2. Relevant equations

a) 1D Shrodinger eq: (-1/2.d2/dx2-delta(x)).phi=E.psi
b) trial wave function: psi'=Ne-a.x2
c) Useful integral: int(-inf..inf)dx. x2me-a.x2=(2m)!pi1/2/22mm!.am+1/2

d) variation method: E0<= <psi'|H|psi'>/|<psi'|psi'>|2

3. The attempt at a solution

You basically need to plug in the wave function psi' (equation b) into the variation method (equation d) using the hamiltonian in equation a). I do this but do not arrive at -1/pi. Instead I get the answer: a-(2a)1/2/pi1/2

Can anyone find the error in my logic/arithmetic below?

First determine the normalization constant N in psi' by computing: <psi'|psi'> = 1 and solving for N.

This gives: N2int(-inf..inf)dxe-2ax2 using equation c) for this integral with m = 0 I obtain:

N2pi1/2/(2a)1/2=1
therefore N2=(2a)1/2/pi1/2

The hamiltonian has two terms the kinetic energy (Ke) and the potential energy (V) term.

<psi'|H|psi'> = <psi'|Ke|psi'> + <psi'|V|psi'>

where Ke = -1/2d2/dx2
and V = -delta(x)

First compute the Ke term in the integral <psi'|H|psi'>

Ke integral = <psi'|-1/2d2/dx2|psi'>

The first derivative of psi' is:
d/dx psi' = N(-2ax.e-ax2)

Therefore the second derivative is:
d2/dx2 psi' = N( (2ax)2 -2a) e-ax2

using this the Ke integral becomes:

=-1/2 N2int(-inf..inf).dx ( (2ax)2 -2a) e-2ax2

the first term in the brackets corresponds to m = 1 in the useful integral (equation c) and the second term in the brackets corresponds to m = 0 in the useful integral (equation c)

So the Ke integral becomes (after cancelling terms and rearranging):

<psi'|Ke|psi'> = (1/2)N2((2a)1/2pi1/2)

The potential energy integral is the following:

<psi'|V|psi'> = <psi'|-delta(x)|psi'>

= -N2 ea.0

=-N2

so the whole term < psi'|H|psi'> is:

(1/2)N2((2a)1/2pi1/2) -N2

now all that remains is to plug in N2 which we computed at the beginning:

this reduces the above to:

a-(2a)1/2/pi1/2

this is not -1/pi given in the question..... so can anyone tell me what algebra/logic error have I committed?

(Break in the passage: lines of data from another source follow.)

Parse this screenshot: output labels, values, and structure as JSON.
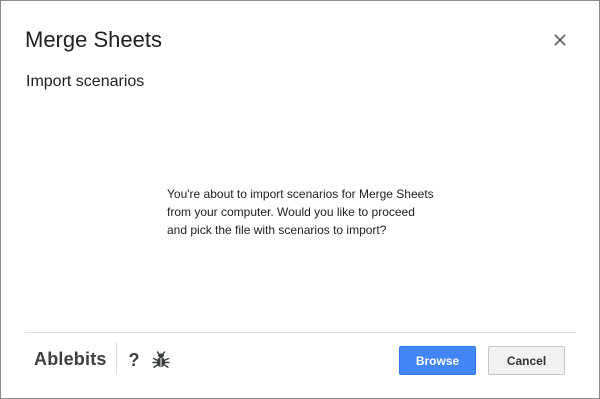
{
  "dialog": {
    "title": "Merge Sheets",
    "subtitle": "Import scenarios",
    "close_icon": "close-icon"
  },
  "message": {
    "lines": [
      "You're about to import scenarios for Merge Sheets",
      "from your computer. Would you like to proceed",
      "and pick the file with scenarios to import?"
    ]
  },
  "footer": {
    "brand": "Ablebits",
    "help_label": "?",
    "bug_icon": "bug-icon",
    "browse_label": "Browse",
    "cancel_label": "Cancel"
  },
  "colors": {
    "primary_button": "#4285f4",
    "secondary_button": "#f1f1f1",
    "text": "#202124"
  }
}
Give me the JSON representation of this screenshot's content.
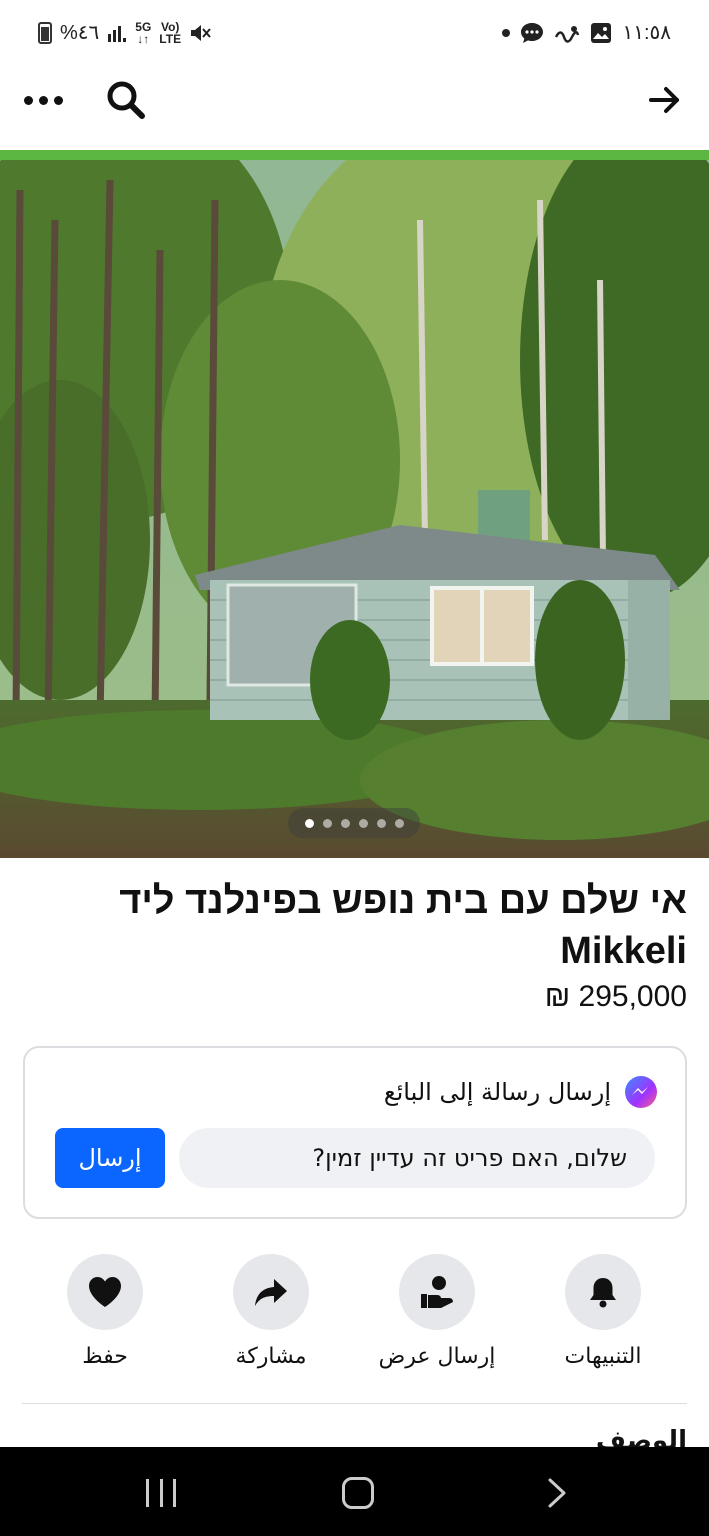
{
  "status_bar": {
    "battery_text": "%٤٦",
    "signal_5g": "5G",
    "signal_lte_top": "Vo)",
    "signal_lte_bottom": "LTE",
    "time": "١١:٥٨"
  },
  "top_nav": {
    "more_icon": "more-dots-icon",
    "search_icon": "search-icon",
    "back_icon": "arrow-right-icon"
  },
  "listing": {
    "title": "אי שלם עם בית נופש בפינלנד ליד Mikkeli",
    "price": "295,000 ₪",
    "photo_count": 6,
    "active_photo": 1
  },
  "message_card": {
    "heading": "إرسال رسالة إلى البائع",
    "input_value": "שלום, האם פריט זה עדיין זמין?",
    "send_label": "إرسال"
  },
  "actions": [
    {
      "label": "التنبيهات",
      "icon": "bell-icon"
    },
    {
      "label": "إرسال عرض",
      "icon": "offer-hand-icon"
    },
    {
      "label": "مشاركة",
      "icon": "share-arrow-icon"
    },
    {
      "label": "حفظ",
      "icon": "heart-icon"
    }
  ],
  "section_heading_partial": "الوصف",
  "colors": {
    "accent_green": "#5cb742",
    "primary_blue": "#0a66ff",
    "circle_gray": "#e5e7eb"
  }
}
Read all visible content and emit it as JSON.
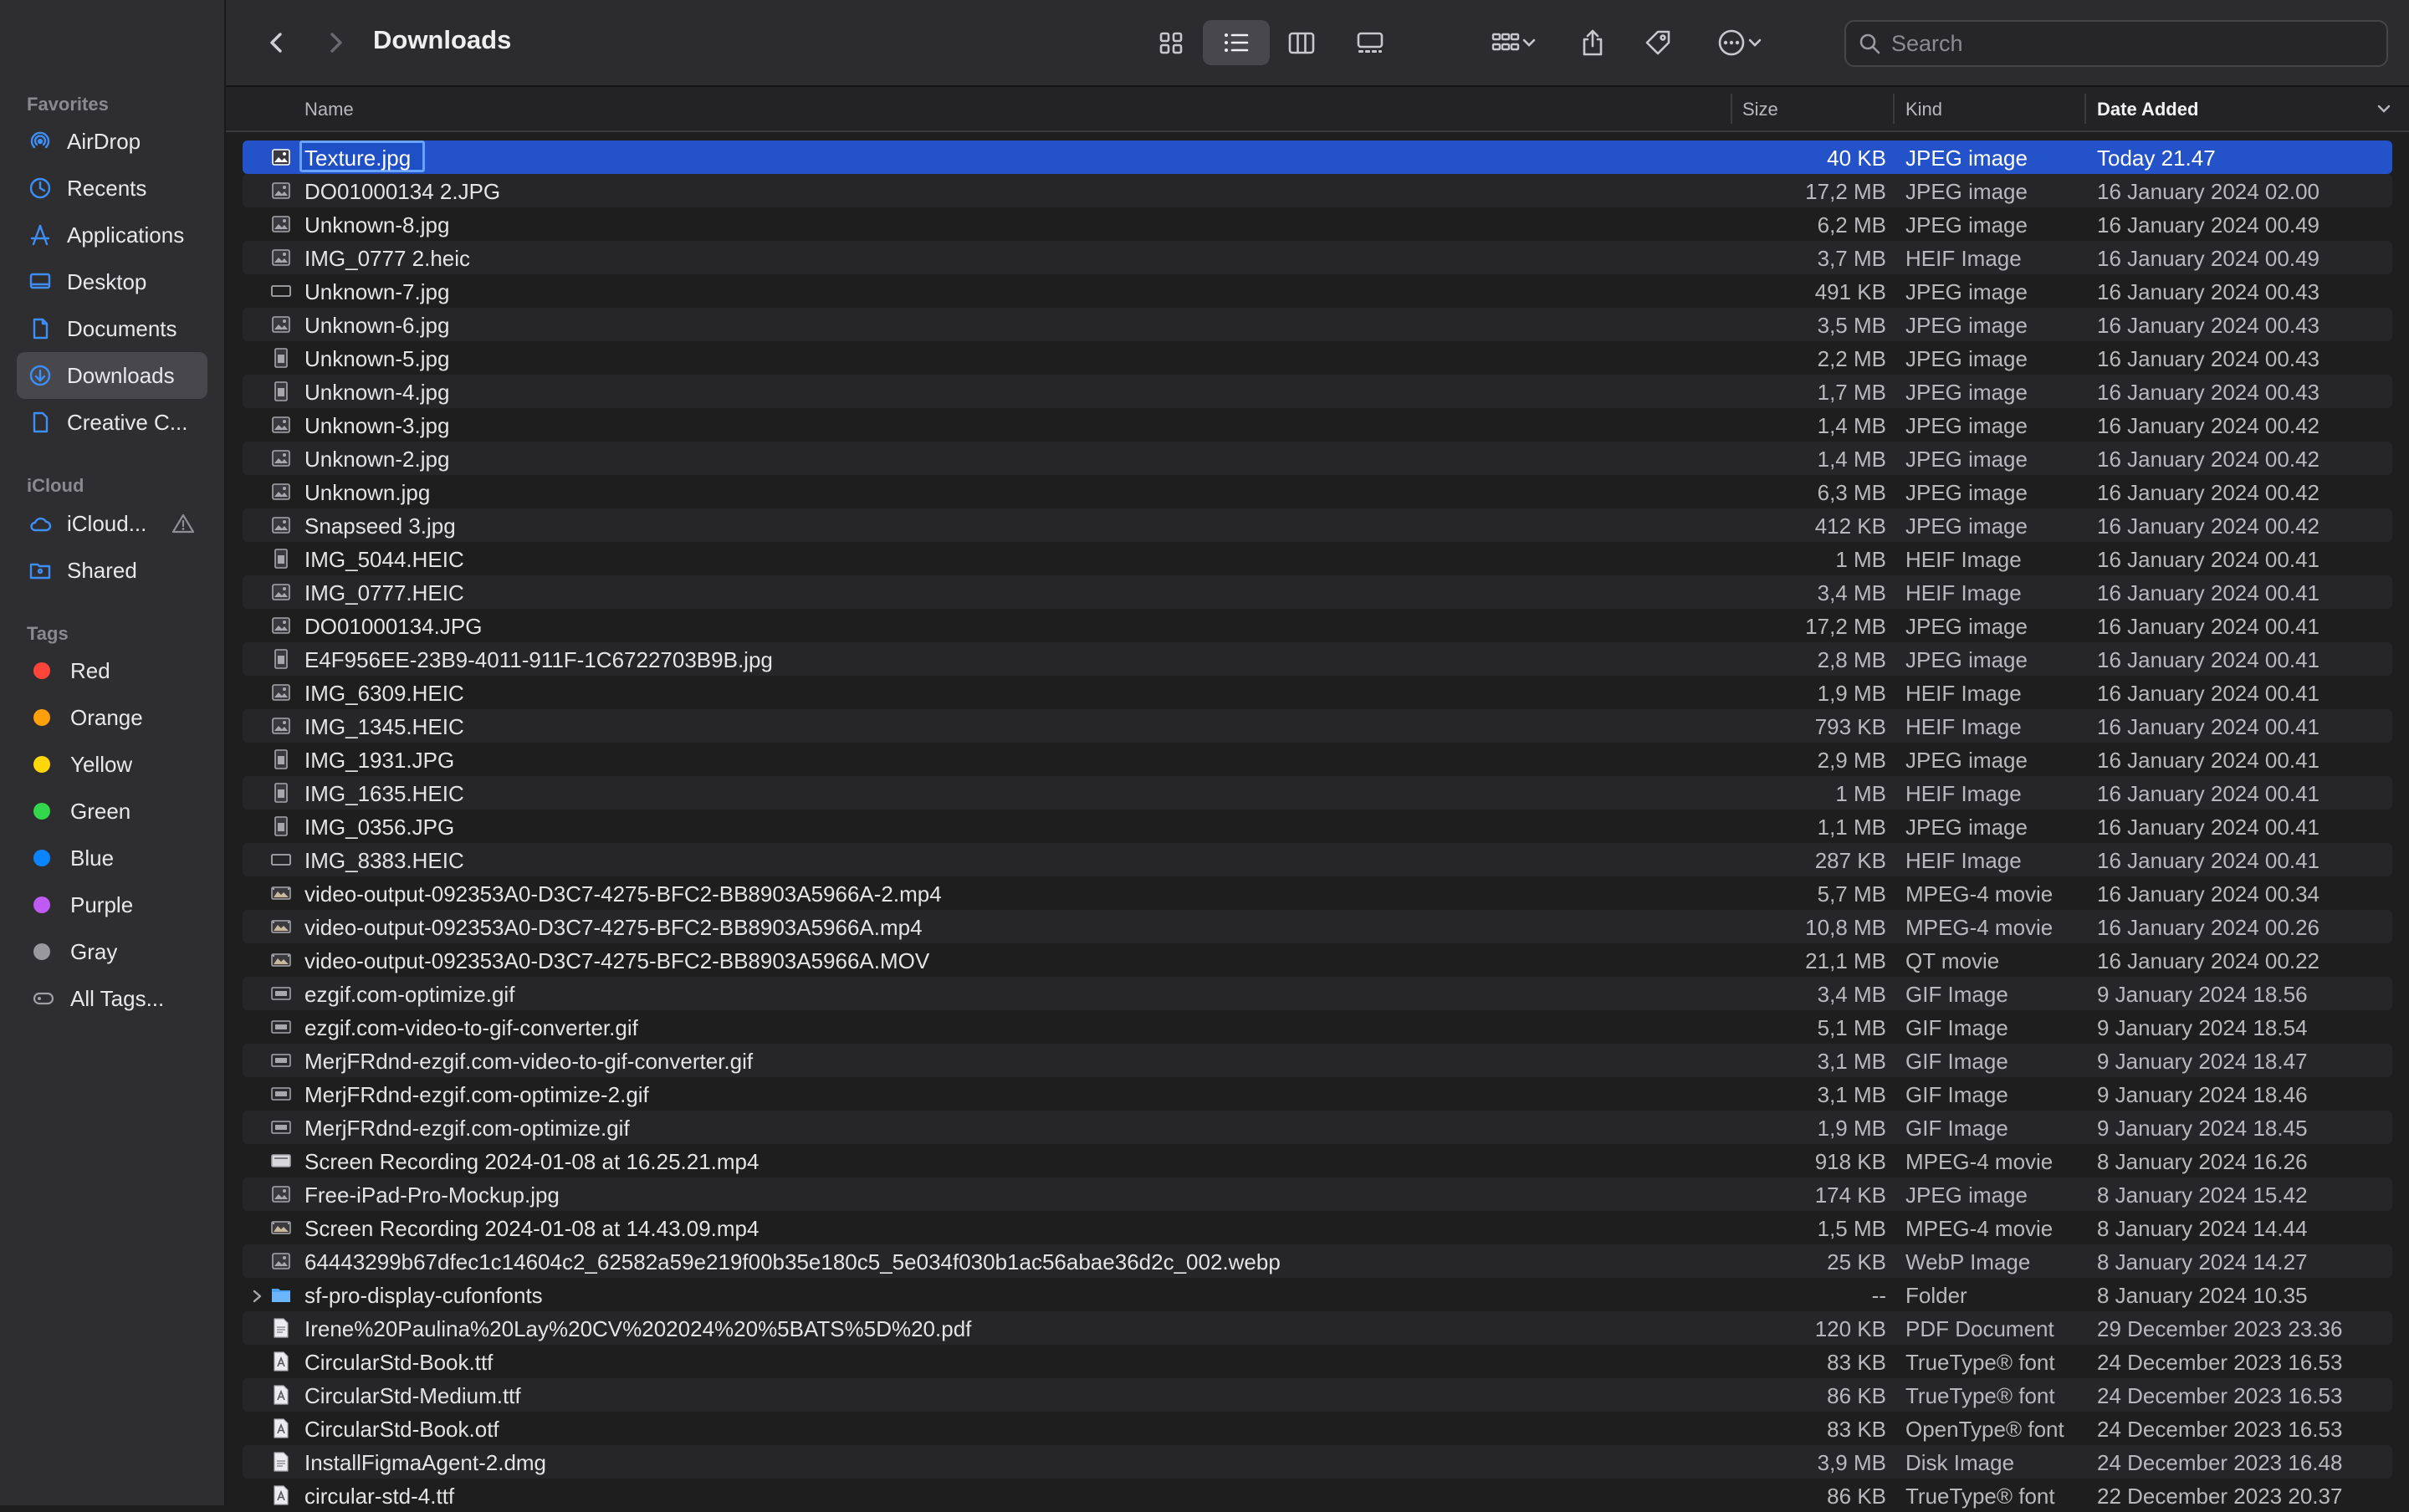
{
  "window": {
    "title": "Downloads"
  },
  "sidebar": {
    "favorites_label": "Favorites",
    "icloud_label": "iCloud",
    "tags_label": "Tags",
    "favorites": [
      {
        "label": "AirDrop",
        "icon": "airdrop-icon"
      },
      {
        "label": "Recents",
        "icon": "clock-icon"
      },
      {
        "label": "Applications",
        "icon": "applications-icon"
      },
      {
        "label": "Desktop",
        "icon": "desktop-icon"
      },
      {
        "label": "Documents",
        "icon": "document-icon"
      },
      {
        "label": "Downloads",
        "icon": "download-icon",
        "active": true
      },
      {
        "label": "Creative C...",
        "icon": "file-icon"
      }
    ],
    "icloud": [
      {
        "label": "iCloud...",
        "icon": "cloud-icon",
        "warning": true
      },
      {
        "label": "Shared",
        "icon": "shared-folder-icon"
      }
    ],
    "tags": [
      {
        "label": "Red",
        "color": "#ff453a"
      },
      {
        "label": "Orange",
        "color": "#ff9f0a"
      },
      {
        "label": "Yellow",
        "color": "#ffd60a"
      },
      {
        "label": "Green",
        "color": "#32d74b"
      },
      {
        "label": "Blue",
        "color": "#0a84ff"
      },
      {
        "label": "Purple",
        "color": "#bf5af2"
      },
      {
        "label": "Gray",
        "color": "#98989d"
      },
      {
        "label": "All Tags...",
        "color": null
      }
    ]
  },
  "toolbar": {
    "view_mode": "list",
    "search_placeholder": "Search"
  },
  "columns": {
    "name": "Name",
    "size": "Size",
    "kind": "Kind",
    "date": "Date Added",
    "sorted_by": "Date Added"
  },
  "files": [
    {
      "name": "Texture.jpg",
      "size": "40 KB",
      "kind": "JPEG image",
      "date": "Today 21.47",
      "icon": "image",
      "selected": true
    },
    {
      "name": "DO01000134 2.JPG",
      "size": "17,2 MB",
      "kind": "JPEG image",
      "date": "16 January 2024 02.00",
      "icon": "image"
    },
    {
      "name": "Unknown-8.jpg",
      "size": "6,2 MB",
      "kind": "JPEG image",
      "date": "16 January 2024 00.49",
      "icon": "image"
    },
    {
      "name": "IMG_0777 2.heic",
      "size": "3,7 MB",
      "kind": "HEIF Image",
      "date": "16 January 2024 00.49",
      "icon": "image"
    },
    {
      "name": "Unknown-7.jpg",
      "size": "491 KB",
      "kind": "JPEG image",
      "date": "16 January 2024 00.43",
      "icon": "image-wide"
    },
    {
      "name": "Unknown-6.jpg",
      "size": "3,5 MB",
      "kind": "JPEG image",
      "date": "16 January 2024 00.43",
      "icon": "image"
    },
    {
      "name": "Unknown-5.jpg",
      "size": "2,2 MB",
      "kind": "JPEG image",
      "date": "16 January 2024 00.43",
      "icon": "image-tall"
    },
    {
      "name": "Unknown-4.jpg",
      "size": "1,7 MB",
      "kind": "JPEG image",
      "date": "16 January 2024 00.43",
      "icon": "image-tall"
    },
    {
      "name": "Unknown-3.jpg",
      "size": "1,4 MB",
      "kind": "JPEG image",
      "date": "16 January 2024 00.42",
      "icon": "image"
    },
    {
      "name": "Unknown-2.jpg",
      "size": "1,4 MB",
      "kind": "JPEG image",
      "date": "16 January 2024 00.42",
      "icon": "image"
    },
    {
      "name": "Unknown.jpg",
      "size": "6,3 MB",
      "kind": "JPEG image",
      "date": "16 January 2024 00.42",
      "icon": "image"
    },
    {
      "name": "Snapseed 3.jpg",
      "size": "412 KB",
      "kind": "JPEG image",
      "date": "16 January 2024 00.42",
      "icon": "image"
    },
    {
      "name": "IMG_5044.HEIC",
      "size": "1 MB",
      "kind": "HEIF Image",
      "date": "16 January 2024 00.41",
      "icon": "image-tall"
    },
    {
      "name": "IMG_0777.HEIC",
      "size": "3,4 MB",
      "kind": "HEIF Image",
      "date": "16 January 2024 00.41",
      "icon": "image"
    },
    {
      "name": "DO01000134.JPG",
      "size": "17,2 MB",
      "kind": "JPEG image",
      "date": "16 January 2024 00.41",
      "icon": "image"
    },
    {
      "name": "E4F956EE-23B9-4011-911F-1C6722703B9B.jpg",
      "size": "2,8 MB",
      "kind": "JPEG image",
      "date": "16 January 2024 00.41",
      "icon": "image-tall"
    },
    {
      "name": "IMG_6309.HEIC",
      "size": "1,9 MB",
      "kind": "HEIF Image",
      "date": "16 January 2024 00.41",
      "icon": "image"
    },
    {
      "name": "IMG_1345.HEIC",
      "size": "793 KB",
      "kind": "HEIF Image",
      "date": "16 January 2024 00.41",
      "icon": "image"
    },
    {
      "name": "IMG_1931.JPG",
      "size": "2,9 MB",
      "kind": "JPEG image",
      "date": "16 January 2024 00.41",
      "icon": "image-tall"
    },
    {
      "name": "IMG_1635.HEIC",
      "size": "1 MB",
      "kind": "HEIF Image",
      "date": "16 January 2024 00.41",
      "icon": "image-tall"
    },
    {
      "name": "IMG_0356.JPG",
      "size": "1,1 MB",
      "kind": "JPEG image",
      "date": "16 January 2024 00.41",
      "icon": "image-tall"
    },
    {
      "name": "IMG_8383.HEIC",
      "size": "287 KB",
      "kind": "HEIF Image",
      "date": "16 January 2024 00.41",
      "icon": "image-wide"
    },
    {
      "name": "video-output-092353A0-D3C7-4275-BFC2-BB8903A5966A-2.mp4",
      "size": "5,7 MB",
      "kind": "MPEG-4 movie",
      "date": "16 January 2024 00.34",
      "icon": "video"
    },
    {
      "name": "video-output-092353A0-D3C7-4275-BFC2-BB8903A5966A.mp4",
      "size": "10,8 MB",
      "kind": "MPEG-4 movie",
      "date": "16 January 2024 00.26",
      "icon": "video"
    },
    {
      "name": "video-output-092353A0-D3C7-4275-BFC2-BB8903A5966A.MOV",
      "size": "21,1 MB",
      "kind": "QT movie",
      "date": "16 January 2024 00.22",
      "icon": "video"
    },
    {
      "name": "ezgif.com-optimize.gif",
      "size": "3,4 MB",
      "kind": "GIF Image",
      "date": "9 January 2024 18.56",
      "icon": "gif"
    },
    {
      "name": "ezgif.com-video-to-gif-converter.gif",
      "size": "5,1 MB",
      "kind": "GIF Image",
      "date": "9 January 2024 18.54",
      "icon": "gif"
    },
    {
      "name": "MerjFRdnd-ezgif.com-video-to-gif-converter.gif",
      "size": "3,1 MB",
      "kind": "GIF Image",
      "date": "9 January 2024 18.47",
      "icon": "gif"
    },
    {
      "name": "MerjFRdnd-ezgif.com-optimize-2.gif",
      "size": "3,1 MB",
      "kind": "GIF Image",
      "date": "9 January 2024 18.46",
      "icon": "gif"
    },
    {
      "name": "MerjFRdnd-ezgif.com-optimize.gif",
      "size": "1,9 MB",
      "kind": "GIF Image",
      "date": "9 January 2024 18.45",
      "icon": "gif"
    },
    {
      "name": "Screen Recording 2024-01-08 at 16.25.21.mp4",
      "size": "918 KB",
      "kind": "MPEG-4 movie",
      "date": "8 January 2024 16.26",
      "icon": "video-light"
    },
    {
      "name": "Free-iPad-Pro-Mockup.jpg",
      "size": "174 KB",
      "kind": "JPEG image",
      "date": "8 January 2024 15.42",
      "icon": "image"
    },
    {
      "name": "Screen Recording 2024-01-08 at 14.43.09.mp4",
      "size": "1,5 MB",
      "kind": "MPEG-4 movie",
      "date": "8 January 2024 14.44",
      "icon": "video"
    },
    {
      "name": "64443299b67dfec1c14604c2_62582a59e219f00b35e180c5_5e034f030b1ac56abae36d2c_002.webp",
      "size": "25 KB",
      "kind": "WebP Image",
      "date": "8 January 2024 14.27",
      "icon": "image"
    },
    {
      "name": "sf-pro-display-cufonfonts",
      "size": "--",
      "kind": "Folder",
      "date": "8 January 2024 10.35",
      "icon": "folder",
      "expandable": true
    },
    {
      "name": "Irene%20Paulina%20Lay%20CV%202024%20%5BATS%5D%20.pdf",
      "size": "120 KB",
      "kind": "PDF Document",
      "date": "29 December 2023 23.36",
      "icon": "document"
    },
    {
      "name": "CircularStd-Book.ttf",
      "size": "83 KB",
      "kind": "TrueType® font",
      "date": "24 December 2023 16.53",
      "icon": "font"
    },
    {
      "name": "CircularStd-Medium.ttf",
      "size": "86 KB",
      "kind": "TrueType® font",
      "date": "24 December 2023 16.53",
      "icon": "font"
    },
    {
      "name": "CircularStd-Book.otf",
      "size": "83 KB",
      "kind": "OpenType® font",
      "date": "24 December 2023 16.53",
      "icon": "font"
    },
    {
      "name": "InstallFigmaAgent-2.dmg",
      "size": "3,9 MB",
      "kind": "Disk Image",
      "date": "24 December 2023 16.48",
      "icon": "document"
    },
    {
      "name": "circular-std-4.ttf",
      "size": "86 KB",
      "kind": "TrueType® font",
      "date": "22 December 2023 20.37",
      "icon": "font"
    }
  ]
}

$$\left\langle \psi' \left\lvert -\frac{1}{2}\frac{d^2}{dx^2} \right\rvert \psi' \right\rangle = \frac{1}{2}N^2\sqrt{\frac{a\pi}{2}}$$
You're going to end up with an upper bound for the energy that depends on a. What you want to do is then find the value of a that minimizes the upper bound. At that value of a, the upper bound is $-1/\pi$.